The liberal political magazine New Republic smacks Sen. Mike Lee, calling him “crazy” for not admitting the tactic to shut down the government turned out to be a political disaster.
Marc Tracy takes note of Lee’s speech at the Heritage Foundation, where he praised the fight to stop Obamacare. Tracy says Lee refused to back down from the shut down, even though it damaged the economy and the GOP’s political fortunes.
Tracy says Americans should “ignore Mike Lee completely until he says he was wrong about the shutdown.”
On the contrary, Lee said, “I am proud of my friend Ted Cruz and the dozens of others—including Speaker John Boehner and the House Republicans—who fought Obamacare, continue to fight it, and will not stop fighting it.” At the outset, he narrated, “It began with our effort to stop Obamacare—a goal that all Republicans share even if we have not always agreed about just how to pursue it.” Absent a declaration that he no longer agrees with how hepursued it, one is forced to conclude that he feels the same way now.

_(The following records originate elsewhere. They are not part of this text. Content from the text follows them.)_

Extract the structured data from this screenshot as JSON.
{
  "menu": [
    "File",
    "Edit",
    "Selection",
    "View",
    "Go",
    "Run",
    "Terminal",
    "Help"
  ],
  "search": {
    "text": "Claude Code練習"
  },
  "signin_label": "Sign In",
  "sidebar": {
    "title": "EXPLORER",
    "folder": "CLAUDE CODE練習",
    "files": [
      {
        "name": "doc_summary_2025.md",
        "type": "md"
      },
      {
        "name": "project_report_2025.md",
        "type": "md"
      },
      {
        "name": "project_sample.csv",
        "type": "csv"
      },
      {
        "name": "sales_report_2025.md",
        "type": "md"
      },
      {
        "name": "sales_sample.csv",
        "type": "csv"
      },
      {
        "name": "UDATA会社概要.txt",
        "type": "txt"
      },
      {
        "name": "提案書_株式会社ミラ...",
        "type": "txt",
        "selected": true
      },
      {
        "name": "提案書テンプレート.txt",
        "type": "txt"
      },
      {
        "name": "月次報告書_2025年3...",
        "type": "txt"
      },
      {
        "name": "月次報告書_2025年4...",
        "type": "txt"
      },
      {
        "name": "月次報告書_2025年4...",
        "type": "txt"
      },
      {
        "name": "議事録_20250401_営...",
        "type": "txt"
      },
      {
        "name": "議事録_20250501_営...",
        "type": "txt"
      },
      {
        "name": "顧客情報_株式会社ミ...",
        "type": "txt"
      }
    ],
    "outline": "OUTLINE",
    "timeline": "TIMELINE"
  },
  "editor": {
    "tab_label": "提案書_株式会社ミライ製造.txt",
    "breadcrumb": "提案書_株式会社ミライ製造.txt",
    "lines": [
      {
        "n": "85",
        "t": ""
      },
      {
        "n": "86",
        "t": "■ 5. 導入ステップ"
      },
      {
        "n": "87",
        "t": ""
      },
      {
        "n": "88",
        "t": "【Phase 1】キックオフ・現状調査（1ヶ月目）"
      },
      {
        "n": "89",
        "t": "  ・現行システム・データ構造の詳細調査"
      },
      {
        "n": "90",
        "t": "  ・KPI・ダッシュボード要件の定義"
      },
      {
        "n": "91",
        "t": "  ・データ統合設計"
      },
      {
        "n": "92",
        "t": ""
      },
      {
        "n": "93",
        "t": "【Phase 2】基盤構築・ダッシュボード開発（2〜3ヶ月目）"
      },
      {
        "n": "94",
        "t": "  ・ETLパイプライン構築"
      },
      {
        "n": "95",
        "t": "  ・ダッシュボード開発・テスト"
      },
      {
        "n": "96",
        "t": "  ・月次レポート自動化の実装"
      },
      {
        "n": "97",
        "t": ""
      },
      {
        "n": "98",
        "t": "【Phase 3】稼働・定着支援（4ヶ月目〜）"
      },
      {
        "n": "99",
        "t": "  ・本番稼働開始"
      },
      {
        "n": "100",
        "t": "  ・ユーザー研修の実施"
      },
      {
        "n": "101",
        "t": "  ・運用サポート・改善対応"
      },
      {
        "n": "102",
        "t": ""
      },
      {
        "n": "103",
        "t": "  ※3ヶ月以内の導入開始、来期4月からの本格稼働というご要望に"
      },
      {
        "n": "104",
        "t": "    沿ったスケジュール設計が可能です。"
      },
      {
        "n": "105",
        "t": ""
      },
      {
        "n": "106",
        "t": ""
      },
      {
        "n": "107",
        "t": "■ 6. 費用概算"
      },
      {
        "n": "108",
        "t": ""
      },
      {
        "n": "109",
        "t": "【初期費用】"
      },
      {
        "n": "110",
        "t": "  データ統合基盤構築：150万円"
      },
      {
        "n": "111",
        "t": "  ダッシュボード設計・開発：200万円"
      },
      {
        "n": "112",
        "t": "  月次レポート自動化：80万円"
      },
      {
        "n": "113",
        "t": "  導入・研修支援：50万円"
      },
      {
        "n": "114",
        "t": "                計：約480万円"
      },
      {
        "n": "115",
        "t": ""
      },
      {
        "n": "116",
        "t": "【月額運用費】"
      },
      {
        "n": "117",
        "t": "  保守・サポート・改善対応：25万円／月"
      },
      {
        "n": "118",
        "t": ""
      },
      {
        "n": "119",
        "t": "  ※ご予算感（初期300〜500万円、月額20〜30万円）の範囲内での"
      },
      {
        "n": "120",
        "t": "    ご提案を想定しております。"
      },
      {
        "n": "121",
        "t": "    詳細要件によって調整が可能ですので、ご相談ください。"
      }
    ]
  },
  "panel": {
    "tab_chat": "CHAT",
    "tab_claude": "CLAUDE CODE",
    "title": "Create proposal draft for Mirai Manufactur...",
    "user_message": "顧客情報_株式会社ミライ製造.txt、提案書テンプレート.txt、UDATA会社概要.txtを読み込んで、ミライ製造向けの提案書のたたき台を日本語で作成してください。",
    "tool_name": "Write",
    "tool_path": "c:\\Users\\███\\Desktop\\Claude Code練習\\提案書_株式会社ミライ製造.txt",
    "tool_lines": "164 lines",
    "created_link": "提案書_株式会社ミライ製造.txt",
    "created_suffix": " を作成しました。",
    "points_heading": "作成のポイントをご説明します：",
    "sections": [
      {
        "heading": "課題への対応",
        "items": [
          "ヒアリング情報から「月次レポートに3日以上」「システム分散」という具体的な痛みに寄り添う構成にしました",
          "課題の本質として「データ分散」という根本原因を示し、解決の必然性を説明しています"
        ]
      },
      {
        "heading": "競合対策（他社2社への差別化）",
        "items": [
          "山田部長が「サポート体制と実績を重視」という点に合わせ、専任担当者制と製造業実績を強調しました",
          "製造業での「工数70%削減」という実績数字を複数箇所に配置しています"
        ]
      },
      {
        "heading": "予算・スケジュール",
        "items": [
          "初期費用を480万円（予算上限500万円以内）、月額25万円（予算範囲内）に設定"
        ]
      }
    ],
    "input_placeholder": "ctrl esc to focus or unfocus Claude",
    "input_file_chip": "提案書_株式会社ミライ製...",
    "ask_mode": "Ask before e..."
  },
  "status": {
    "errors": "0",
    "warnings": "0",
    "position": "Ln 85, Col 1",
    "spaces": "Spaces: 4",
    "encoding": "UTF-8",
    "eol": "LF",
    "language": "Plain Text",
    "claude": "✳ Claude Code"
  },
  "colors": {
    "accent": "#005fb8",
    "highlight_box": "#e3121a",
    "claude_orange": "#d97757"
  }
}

There is a broader point here. If I ever found the bulk of my political views articulated by somebody whose most prominent action ever—undertaken in the past month and unrepudiated—was as grotesquely irresponsible as what Cruz, Lee, and the House Republicans put us through, it would cause me to question my views. I would reflect upon the fact that Lee and I share these beliefs, and that he logically extends them toward something totally self-destructive and crazy. I would have to conclude either that he is correct to do this, and therefore that my views must be wrong and that I must change them, or that he is not worth listening to, because he takes perfectly good ideas and warps them into something powerfully hazardous. There is apparently no such reckoning among the right’s respectable intellectuals—most of whom did oppose the shutdown itself, and not only for pragmatic reasons.